LONDON - On the hottest day of the London 2012 Paralympic Games, Americas David Wagner (Hillsboro, Ore.) , the No. 1 seed in the quad singles division, won a silver medal bringing his Paralympic collection to five. Wagner fought well, but fell to the hands of the No. 2 seed Noam Gershony in 56 minutes 6-3, 6-1.
Unfortunately for Wagner, Gershony played the match of his life on the biggest stage he’s ever seen, outplaying Wagner with sizzling down the line winners that left Wagner with no options. Gershony himself was surprised by the win, thinking it would be near impossible to overtake the Athens 2004 Paralympic Games silver medalist and Beijing 2008 bronze medalist.

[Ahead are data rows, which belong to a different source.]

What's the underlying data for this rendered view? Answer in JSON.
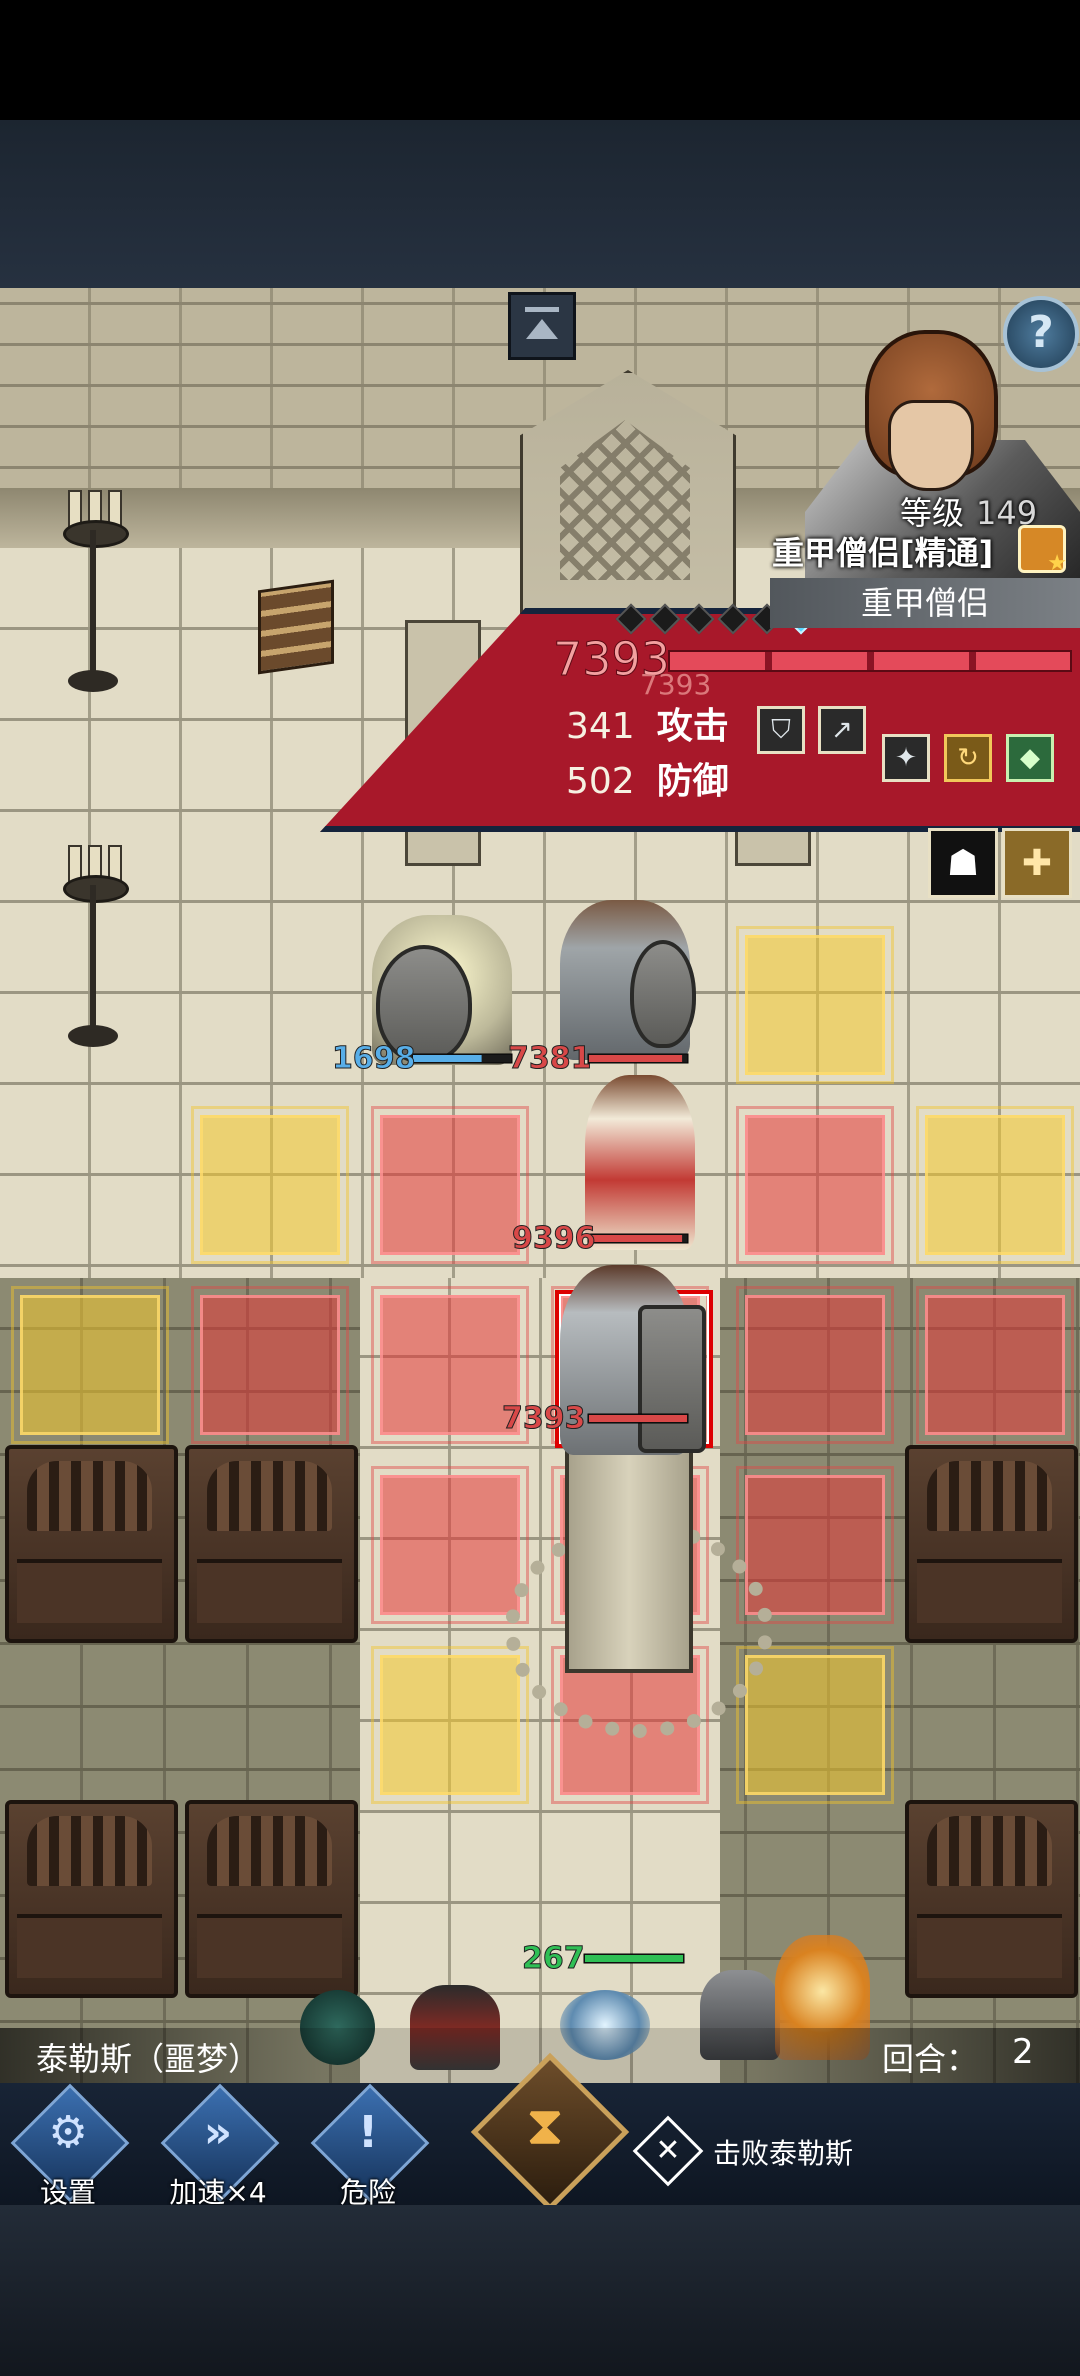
{
  "unit_info": {
    "level_label": "等级",
    "level_value": "149",
    "title": "重甲僧侣[精通]",
    "class_name": "重甲僧侣",
    "hp_value": "7393",
    "hp_ghost": "7393",
    "attack_value": "341",
    "attack_label": "攻击",
    "defense_value": "502",
    "defense_label": "防御",
    "skill_icons": [
      "shield-bash-icon",
      "spear-icon",
      "weapon-buff-icon",
      "whirlwind-icon",
      "green-crystal-icon"
    ],
    "trait_icons": [
      "muscle-icon",
      "healing-icon"
    ]
  },
  "board": {
    "units": [
      {
        "name": "paladin-ally",
        "hp": "1698",
        "hp_fraction": 0.7,
        "hp_color": "#58aee8"
      },
      {
        "name": "knight-enemy",
        "hp": "7381",
        "hp_fraction": 0.95,
        "hp_color": "#d84848"
      },
      {
        "name": "cleric-enemy",
        "hp": "9396",
        "hp_fraction": 0.95,
        "hp_color": "#d84848"
      },
      {
        "name": "heavy-monk-enemy",
        "hp": "7393",
        "hp_fraction": 1.0,
        "hp_color": "#d84848"
      },
      {
        "name": "obelisk-totem",
        "hp": "267",
        "hp_fraction": 1.0,
        "hp_color": "#2fbf55"
      }
    ]
  },
  "status": {
    "boss_name": "泰勒斯（噩梦）",
    "round_label": "回合：",
    "round_value": "2"
  },
  "actions": {
    "settings_label": "设置",
    "speed_label": "加速×4",
    "danger_label": "危险",
    "objective_text": "击败泰勒斯"
  },
  "colors": {
    "panel_red": "#a8182a",
    "tile_red": "#e43838",
    "tile_yellow": "#f2c82d"
  }
}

“I don't think David brought himself to the match today,”Gershony said. “David is an amazing player and he is dangerous, focused and can always come back. I can't believe I took it.”
A true sportsman, Wager was quick to praise his opponent rather than make excuses for the loss.

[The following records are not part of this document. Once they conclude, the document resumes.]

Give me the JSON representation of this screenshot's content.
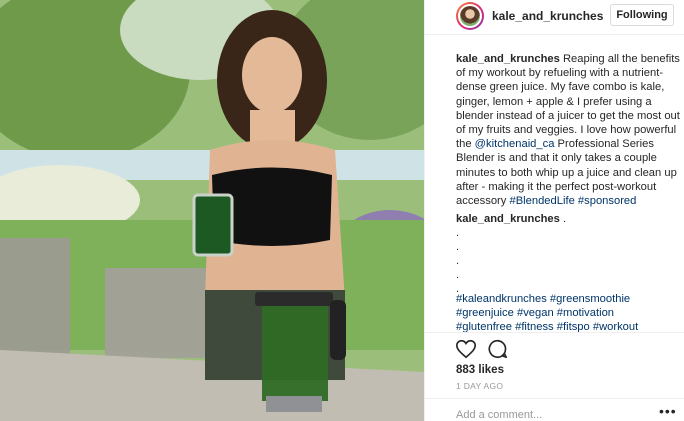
{
  "post": {
    "username": "kale_and_krunches",
    "follow_label": "Following",
    "caption_user": "kale_and_krunches",
    "caption_text_1": " Reaping all the benefits of my workout by refueling with a nutrient-dense green juice. My fave combo is kale, ginger, lemon + apple & I prefer using a blender instead of a juicer to get the most out of my fruits and veggies. I love how powerful the ",
    "caption_mention": "@kitchenaid_ca",
    "caption_text_2": " Professional Series Blender is and that it only takes a couple minutes to both whip up a juice and clean up after - making it the perfect post-workout accessory ",
    "caption_tag_1": "#BlendedLife",
    "caption_tag_2": "#sponsored",
    "comment_user": "kale_and_krunches",
    "comment_text": " .",
    "dots": [
      ".",
      ".",
      ".",
      ".",
      "."
    ],
    "tags": [
      "#kaleandkrunches",
      "#greensmoothie",
      "#greenjuice",
      "#vegan",
      "#motivation",
      "#glutenfree",
      "#fitness",
      "#fitspo",
      "#workout"
    ],
    "likes": "883 likes",
    "time": "1 DAY AGO",
    "add_comment_placeholder": "Add a comment...",
    "more_label": "•••",
    "icons": {
      "like": "heart-icon",
      "comment": "comment-icon"
    }
  }
}
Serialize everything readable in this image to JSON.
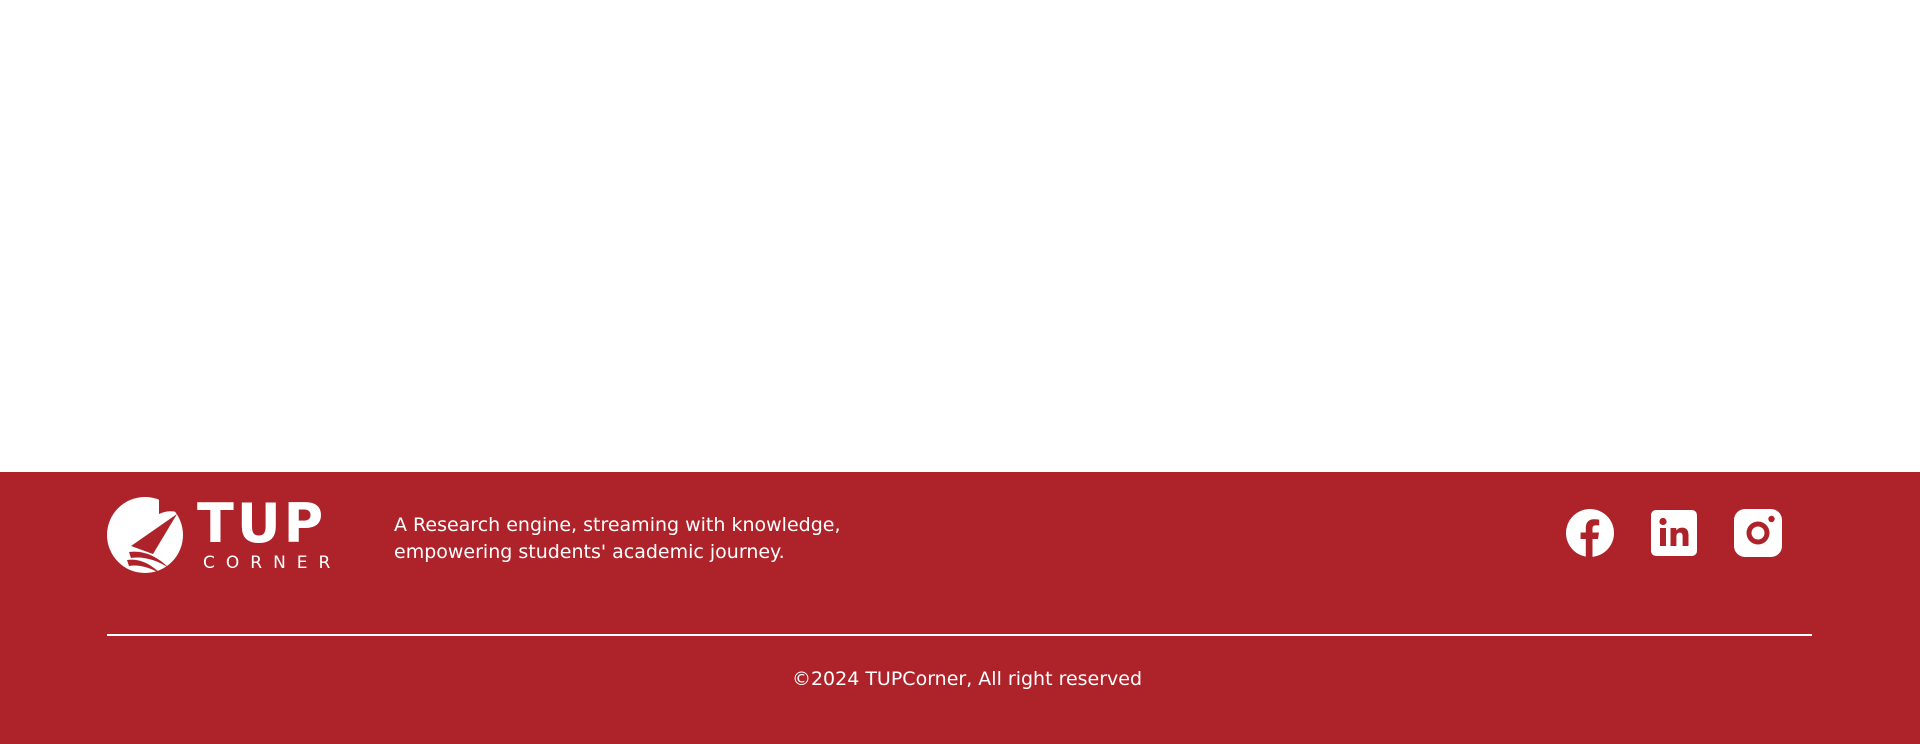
{
  "footer": {
    "logo": {
      "main": "TUP",
      "sub": "CORNER"
    },
    "tagline": {
      "line1": "A Research engine, streaming with knowledge,",
      "line2": "empowering students' academic journey."
    },
    "socials": [
      {
        "name": "facebook-icon",
        "label": "Facebook"
      },
      {
        "name": "linkedin-icon",
        "label": "LinkedIn"
      },
      {
        "name": "instagram-icon",
        "label": "Instagram"
      }
    ],
    "copyright": "©2024 TUPCorner, All right reserved"
  },
  "colors": {
    "footer_bg": "#ae232a",
    "foreground": "#ffffff",
    "page_bg": "#ffffff"
  }
}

"I'm playing against a guy who is a great player,” Wagner said. “He is physically strong. He is able to manipulate the ball a lot more than the average player. I threw what I had at him, gave it my best chance and he just returned better and served better today."
Despite his on court smart sense, and the top ranked player in the world, the 38-year-old Wagner admitted winning doesn’t come easy against the younger generation.
"Sure, I think that happens in every sport no matter what sport, no matter what level,” he said. “You can only stay on top for so long. There is only one person on top and everybody wants that spot."
Wagner should be proud. With a third consecutive gold medal in quad doubles with Nick Taylor, Wagner leaves London as the U.S.’s most decorated quad ever to play wheelchair tennis, winning six medals in three Games.